But spiritual what? Spiritual how? There is no central cultural identity in our fractured existence to live this spiritual that we crave. We try different identities on like we do clothes at TJ Max. What’s the best bargain? What’s the best look? And over time, our look, our style changes as does our spirituality. Some say they’ve evolved into a higher spiritual awareness, accepting and living with a plurality of spiritualities. Yet with a plurality spiritualities, there’s still no central identity.
We are fractured. There is no center anymore. And even if there was one, it wouldn’t hold. We are searching for some for of identity. What is it? Where is it? We want a spiritual identity in this fractured intersecting pluralistic world.
There is a Truth out there. A Truth that gives identity to your spirituality and an identity to life itself. But in order to know this Truth, you must come to be familiar with the Truth. For this Truth is also the Way and the Life. When you come to know the ultimate Truth, you begin to find identity. (And you probably know where I’m going, right? This is Spiritual Musclehead you know).
There is a new identity in Jesus. A new spiritual identity in Jesus. A new understanding of community that brings us together in a fractured world. A new life. A new existence. But you first must lay aside the little truths, to begin to be in community with the great Truth found in Jesus. But this will take time.
So begin a journey. Take time to begin to know this Truth Jesus.
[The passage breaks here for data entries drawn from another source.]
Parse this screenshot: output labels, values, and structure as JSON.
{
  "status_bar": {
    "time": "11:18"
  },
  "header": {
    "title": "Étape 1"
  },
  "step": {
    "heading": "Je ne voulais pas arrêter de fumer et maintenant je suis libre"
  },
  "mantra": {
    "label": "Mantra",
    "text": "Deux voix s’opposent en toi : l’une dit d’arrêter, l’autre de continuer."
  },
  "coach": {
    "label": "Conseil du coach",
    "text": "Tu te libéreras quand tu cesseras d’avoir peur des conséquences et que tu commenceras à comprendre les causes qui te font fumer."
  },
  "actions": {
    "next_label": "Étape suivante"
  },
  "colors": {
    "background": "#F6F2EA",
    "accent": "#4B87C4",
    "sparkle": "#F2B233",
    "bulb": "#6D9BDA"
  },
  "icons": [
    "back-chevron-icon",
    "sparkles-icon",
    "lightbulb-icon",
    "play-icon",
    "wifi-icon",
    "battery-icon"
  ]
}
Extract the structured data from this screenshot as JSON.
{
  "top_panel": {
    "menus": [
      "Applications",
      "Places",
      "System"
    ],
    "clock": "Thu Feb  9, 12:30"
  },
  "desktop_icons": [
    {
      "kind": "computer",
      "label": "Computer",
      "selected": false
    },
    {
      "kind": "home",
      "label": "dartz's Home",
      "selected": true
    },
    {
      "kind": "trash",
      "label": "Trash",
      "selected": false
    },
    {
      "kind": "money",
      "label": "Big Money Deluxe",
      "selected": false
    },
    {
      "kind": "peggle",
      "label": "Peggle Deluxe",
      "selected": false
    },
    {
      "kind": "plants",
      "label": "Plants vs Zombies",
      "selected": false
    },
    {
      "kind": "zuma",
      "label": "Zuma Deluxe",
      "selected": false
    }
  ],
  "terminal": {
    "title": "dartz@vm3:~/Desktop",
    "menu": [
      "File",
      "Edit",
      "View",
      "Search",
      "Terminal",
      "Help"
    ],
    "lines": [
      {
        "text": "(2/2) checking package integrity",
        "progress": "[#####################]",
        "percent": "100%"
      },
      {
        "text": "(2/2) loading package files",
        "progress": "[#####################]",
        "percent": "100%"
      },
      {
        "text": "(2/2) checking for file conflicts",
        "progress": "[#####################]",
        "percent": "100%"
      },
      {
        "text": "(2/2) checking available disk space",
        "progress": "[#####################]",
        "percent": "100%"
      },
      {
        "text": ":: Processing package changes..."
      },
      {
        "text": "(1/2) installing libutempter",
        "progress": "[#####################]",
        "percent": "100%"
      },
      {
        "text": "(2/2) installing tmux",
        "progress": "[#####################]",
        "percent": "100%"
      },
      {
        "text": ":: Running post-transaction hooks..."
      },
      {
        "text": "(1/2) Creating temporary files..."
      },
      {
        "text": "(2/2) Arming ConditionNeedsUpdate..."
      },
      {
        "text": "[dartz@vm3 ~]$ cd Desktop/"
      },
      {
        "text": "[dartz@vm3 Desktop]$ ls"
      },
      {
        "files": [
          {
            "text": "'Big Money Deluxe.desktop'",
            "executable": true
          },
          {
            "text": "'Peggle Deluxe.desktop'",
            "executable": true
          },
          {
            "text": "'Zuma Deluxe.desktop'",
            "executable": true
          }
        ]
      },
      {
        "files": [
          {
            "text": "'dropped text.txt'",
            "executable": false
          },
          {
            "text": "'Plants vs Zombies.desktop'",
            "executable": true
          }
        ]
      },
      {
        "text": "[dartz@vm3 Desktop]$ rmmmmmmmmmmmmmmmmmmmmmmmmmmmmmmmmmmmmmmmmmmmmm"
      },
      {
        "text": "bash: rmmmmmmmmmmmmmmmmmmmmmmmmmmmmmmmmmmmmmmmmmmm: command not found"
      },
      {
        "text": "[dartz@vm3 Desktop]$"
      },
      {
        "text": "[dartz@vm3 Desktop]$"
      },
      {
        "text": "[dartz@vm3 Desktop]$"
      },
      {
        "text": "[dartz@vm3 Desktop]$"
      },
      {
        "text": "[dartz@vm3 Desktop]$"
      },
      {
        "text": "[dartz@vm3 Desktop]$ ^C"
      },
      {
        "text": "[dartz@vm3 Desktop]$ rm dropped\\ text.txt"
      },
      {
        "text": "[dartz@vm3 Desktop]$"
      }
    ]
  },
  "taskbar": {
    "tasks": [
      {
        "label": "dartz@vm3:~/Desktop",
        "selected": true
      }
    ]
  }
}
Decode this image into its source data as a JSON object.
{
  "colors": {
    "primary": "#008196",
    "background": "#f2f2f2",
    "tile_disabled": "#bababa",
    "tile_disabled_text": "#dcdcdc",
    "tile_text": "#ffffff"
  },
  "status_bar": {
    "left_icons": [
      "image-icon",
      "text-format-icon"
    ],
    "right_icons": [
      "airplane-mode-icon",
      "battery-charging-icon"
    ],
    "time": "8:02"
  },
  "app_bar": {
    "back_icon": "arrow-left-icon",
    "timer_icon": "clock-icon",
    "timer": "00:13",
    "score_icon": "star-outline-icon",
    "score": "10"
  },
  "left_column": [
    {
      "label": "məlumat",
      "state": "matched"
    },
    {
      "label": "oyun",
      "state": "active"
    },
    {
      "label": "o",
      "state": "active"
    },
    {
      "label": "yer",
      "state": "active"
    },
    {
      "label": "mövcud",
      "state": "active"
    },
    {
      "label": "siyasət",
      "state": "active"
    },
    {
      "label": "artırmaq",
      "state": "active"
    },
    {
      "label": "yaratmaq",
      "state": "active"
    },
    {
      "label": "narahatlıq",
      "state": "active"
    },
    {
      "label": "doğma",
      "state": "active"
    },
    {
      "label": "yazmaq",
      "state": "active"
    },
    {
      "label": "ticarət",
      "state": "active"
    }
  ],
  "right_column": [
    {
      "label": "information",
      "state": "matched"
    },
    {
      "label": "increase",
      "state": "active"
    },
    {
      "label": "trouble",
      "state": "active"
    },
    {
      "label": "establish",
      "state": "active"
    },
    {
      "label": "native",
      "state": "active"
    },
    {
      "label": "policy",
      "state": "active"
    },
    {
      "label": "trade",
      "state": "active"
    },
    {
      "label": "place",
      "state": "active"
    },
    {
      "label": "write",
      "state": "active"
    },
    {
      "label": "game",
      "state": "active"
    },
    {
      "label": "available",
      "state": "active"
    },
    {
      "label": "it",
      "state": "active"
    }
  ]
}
In an age lacking identity searching for spirituality, there is an identity, a new name, a new life, found in Jesus who is the ultimate truth.